By Sara Frances, M.Photog.Cr.
Think you’re immune to economic downturn because your boutique clients are less affected by ups and downs and will remain faithful buyers? Given the current volatility of the market and social patterns, this is almost certainly naive thinking that can seriously damage your business.
If you work with just 15-20 clients a year like we do, the loss of even one of them means a substantial percentage drop in annual gross income. And carriage trade clients, while they may spend lavishly once they’ve decided to do so, have always been conservative and careful with every purchase. Don’t panic; think of creative ways to keep yourself invested in the people you value most. I certainly don’t recommend sales or deep discounting. Those strategies do nothing good for your reputation as a boutique.
Find ways to add value and put yourself in the public eye. You need to show your “family” of clients how much you care about them. Special people who seek out the boutique photographer are, without fail, involved in civic projects and charities. They give time, effort and money to further all kinds of interesting and worthy events and fundraisers, all of which feel the economic pinch of falling contributions.
Director of the Denver Art Museum Dr. Lewis Sharp and his wife, Susan, pose outside the entrance to the recently completed Hamilton building, designed by Daniel Libeskind. The perfect holiday card! Image ©Sara Frances
Make their passion yours. It’s a great idea to turn your honed ability with people to helping with promotional PR photography, thank-you images, archive of events, first class illustrations for programs and brochures. Imagine how you can contribute your skills to create the level of quality, creative imagery that most charities never receive because they must generally rely on students or amateurs from the office.
On the Saks Fifth Avenue fashion runway for “Be Beautiful, Be Yourself” are Sidney Robertson, left, and Lyssa Dominguez, right, escorted by one of the Colorado Crush arena football team cheerleaders. Image ©Sara Frances

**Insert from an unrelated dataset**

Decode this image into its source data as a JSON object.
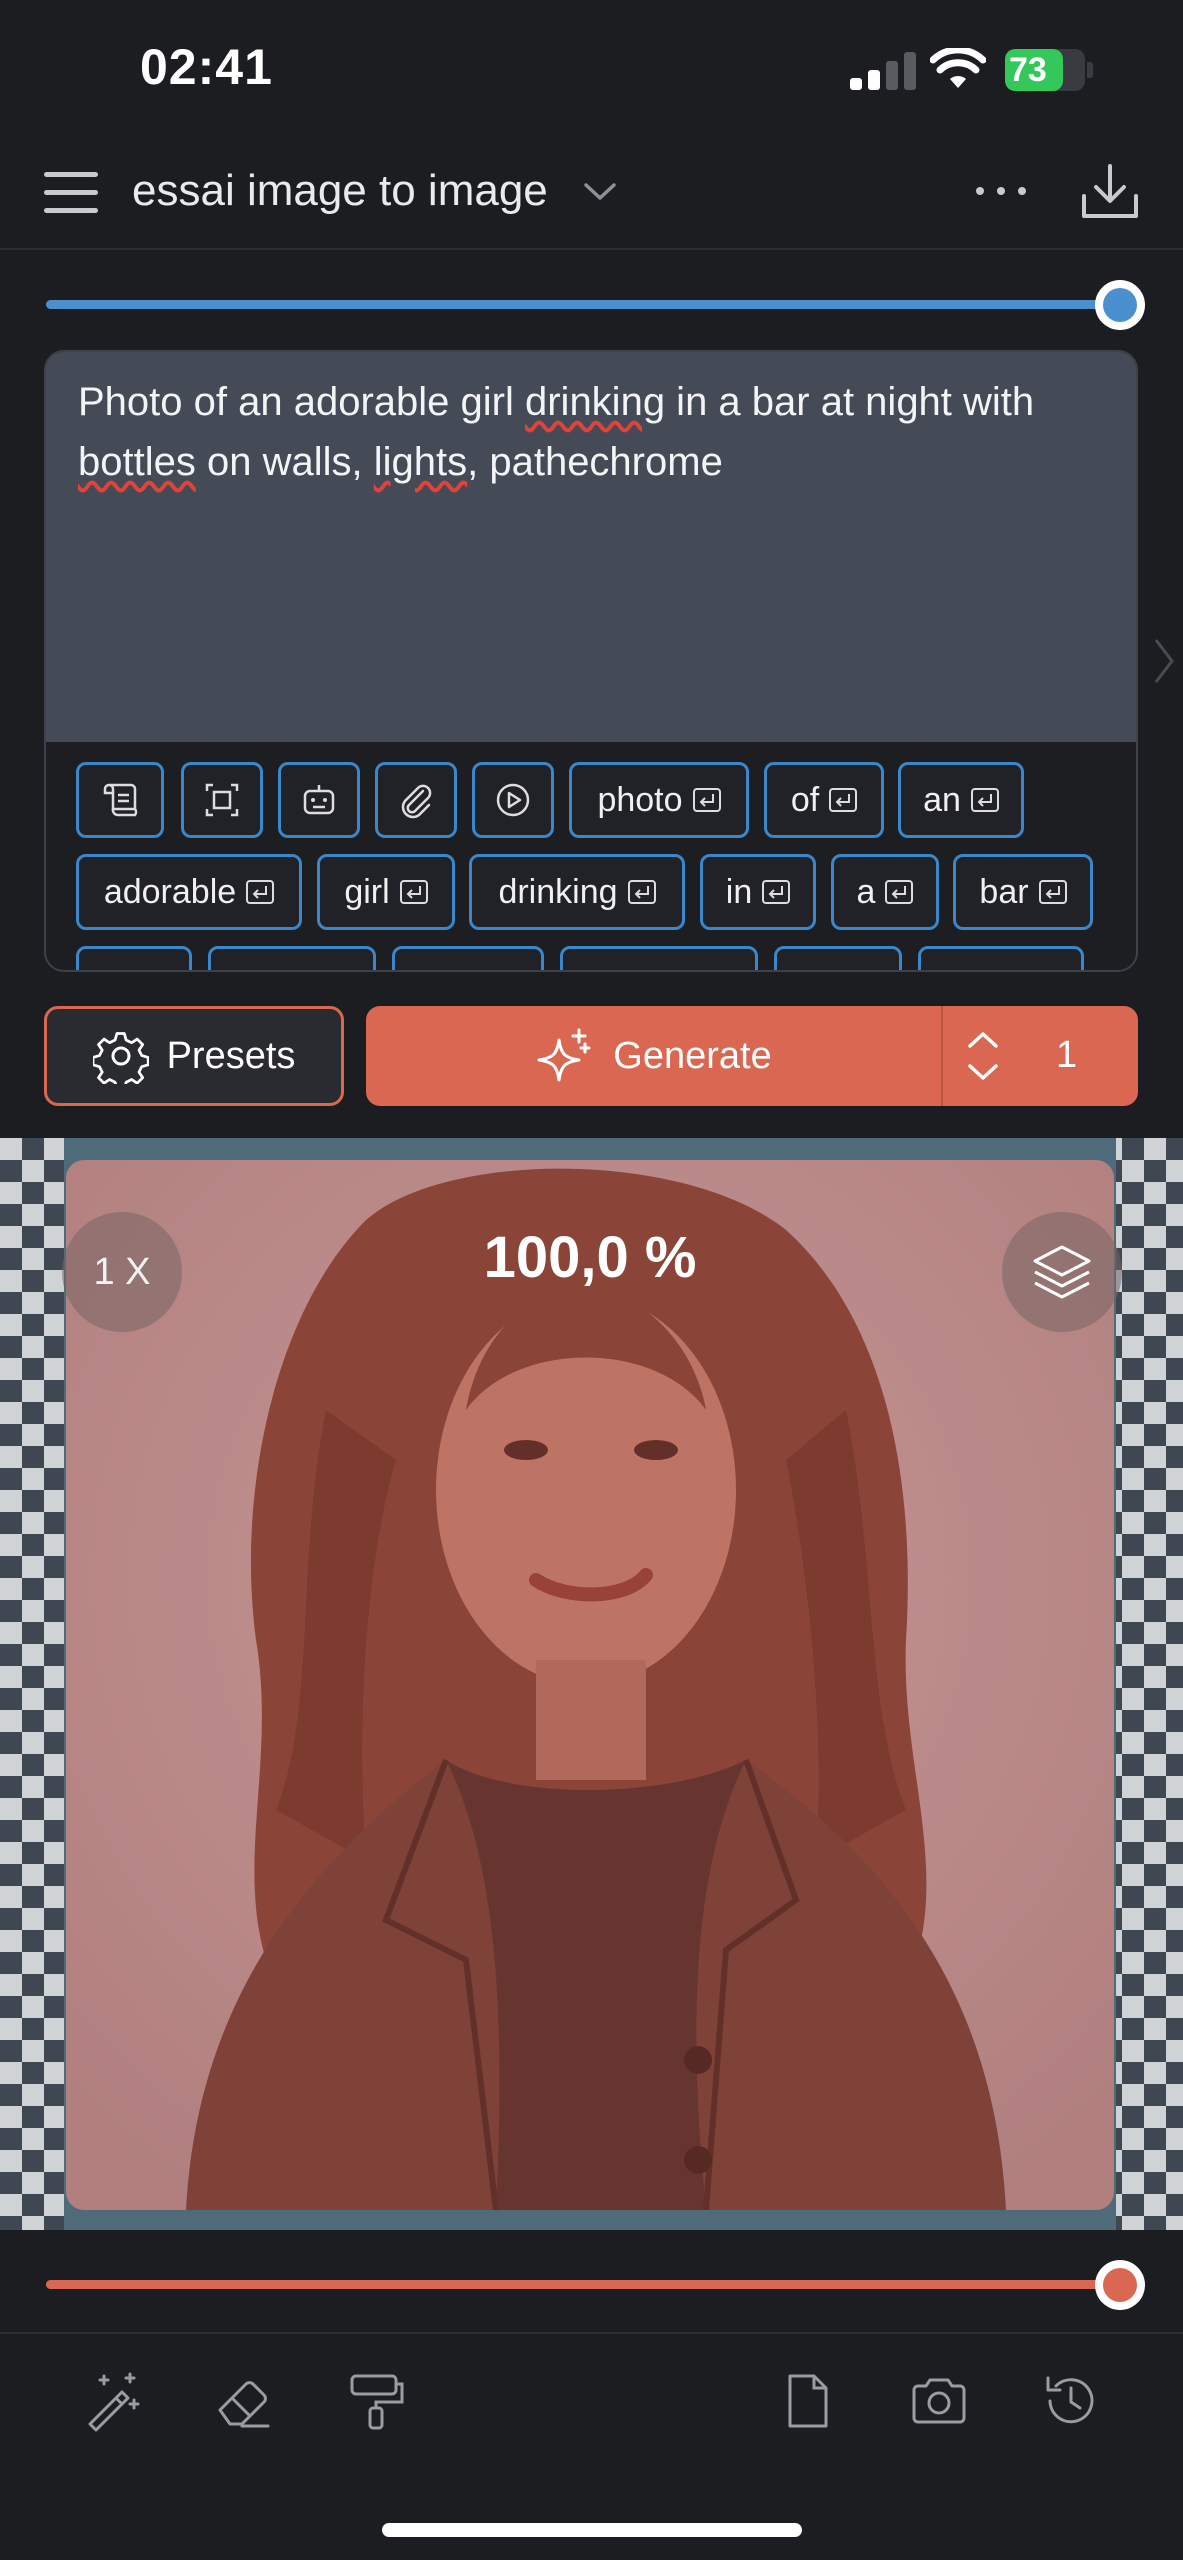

This is nothing new, you say. True! Like you, we have our own favorite community projects, ranging from school PTOs to the art museum to medical charities. In the current election campaign, both sides of the aisle have called for renewed volunteerism as a bulwark, a remedy against social ills and economic downturn. Michelle Obama and our Colorado first lady Jeannie Ritter co-authored an opinion piece for the newspaper that encouraged citizens to serve others, and pointed out how our nation is built on a history of service. John McCain has urged stepping up civic participation to practice good citizenship and make the U.S. a better place. Clearly our leaders are of the opinion that we are what we do for each other.
I have great respect for people who can and will pledge fortunes to the benefit of their communities. Every community has this kind of philanthropist. Whenever asked, we’ve always attempted to work for material costs for charities and give our time. You probably have done the same. But we never actively sought charitable event photography. I didn’t know what we were missing!
Let me be clear that this is not doing free sittings as a perk for charitable donation. This scenario is not to my taste because it feels like the studio is sliding in on the coattails of the charity, often with what a hard-sell effort to get people to buy after the fact. I have only rarely heard of free sitting charitable promotions that sit well with my sense of ethics.
Here’s how I accidentally got hooked up with public relations charitable photography and how it works for us. A local luxury magazine, Colorado Expression, follows prominent community events and publishes social snaps of the organizers and donors. Fluff reportage unworthy of photojournalism you might think, but not so. Noticing that these pictures printed poorly in the otherwise glossy and well-designed magazine, I called the publisher and started a dialogue that eventually brought me to volunteer my decades of experience to making better images out of respect for the wonderful people who give fortunes to the public good. Bringing substantial people and technical skills to bear for fine imaging is a special talent that I (and you too!) can give.
Charitable PR photography has been an extraordinary opportunity to be introduced to some of the most exciting events and people we’ve had the privilege of meeting. These are potential clients we want forever.
Imagine dining at the Denver Art Museum fundraiser honoring a forward-thinking city planner, who just happened to be the protégé of Karl’s late mother, who served on the Denver Planning Commission. How about participating in the annual Medal of Honor convention, in the presence of scores of awe-inspiring past honorees who gave service above and beyond the call of duty? How about helping to influence Colorado legislation to smooth the path for citizens with disabilities through the Down Syndrome Educational Foundation event? The potential to go national with a new film for the Children’s Diabetes Foundation?
So how does this benefit our business? Charitable photography can easily become a huge time commitment. Obviously you must set limits that are right for you. I now ask our clients and potential clients about their favorite charities. Be prepared to sit and listen at length; they’ll want to tell you all kinds of information and talk about their friends who are also involved. The people who are desired boutique clientele generally know each other very well. Referring a quality professional who has embraced their own pet projects becomes an active topic of conversation, not just an occasional mention of a company that did a good job. Yes, you must have superior photographic capabilities, but it’s all about who knows you and your willingness to help.